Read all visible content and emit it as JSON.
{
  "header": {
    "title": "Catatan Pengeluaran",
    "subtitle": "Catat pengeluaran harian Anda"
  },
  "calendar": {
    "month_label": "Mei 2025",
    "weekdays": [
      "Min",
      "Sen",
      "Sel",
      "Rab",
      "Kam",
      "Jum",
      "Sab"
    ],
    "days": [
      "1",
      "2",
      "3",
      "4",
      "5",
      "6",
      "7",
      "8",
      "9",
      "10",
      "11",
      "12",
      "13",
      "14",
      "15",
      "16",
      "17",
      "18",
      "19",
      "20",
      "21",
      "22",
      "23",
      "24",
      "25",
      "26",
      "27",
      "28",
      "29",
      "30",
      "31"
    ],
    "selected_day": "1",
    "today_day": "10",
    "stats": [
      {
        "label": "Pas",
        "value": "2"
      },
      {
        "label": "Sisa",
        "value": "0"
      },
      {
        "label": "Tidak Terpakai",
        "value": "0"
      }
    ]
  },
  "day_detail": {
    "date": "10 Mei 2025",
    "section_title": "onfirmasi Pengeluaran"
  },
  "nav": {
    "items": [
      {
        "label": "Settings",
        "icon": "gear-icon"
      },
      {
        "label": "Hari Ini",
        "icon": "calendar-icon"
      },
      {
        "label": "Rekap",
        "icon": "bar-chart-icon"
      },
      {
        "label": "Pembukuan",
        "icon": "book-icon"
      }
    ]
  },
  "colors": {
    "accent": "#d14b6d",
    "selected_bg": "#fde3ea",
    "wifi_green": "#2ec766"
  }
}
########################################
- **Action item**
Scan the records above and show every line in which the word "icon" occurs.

- **Written response**
        "icon": "gear-icon"
        "icon": "calendar-icon"
        "icon": "bar-chart-icon"
        "icon": "book-icon"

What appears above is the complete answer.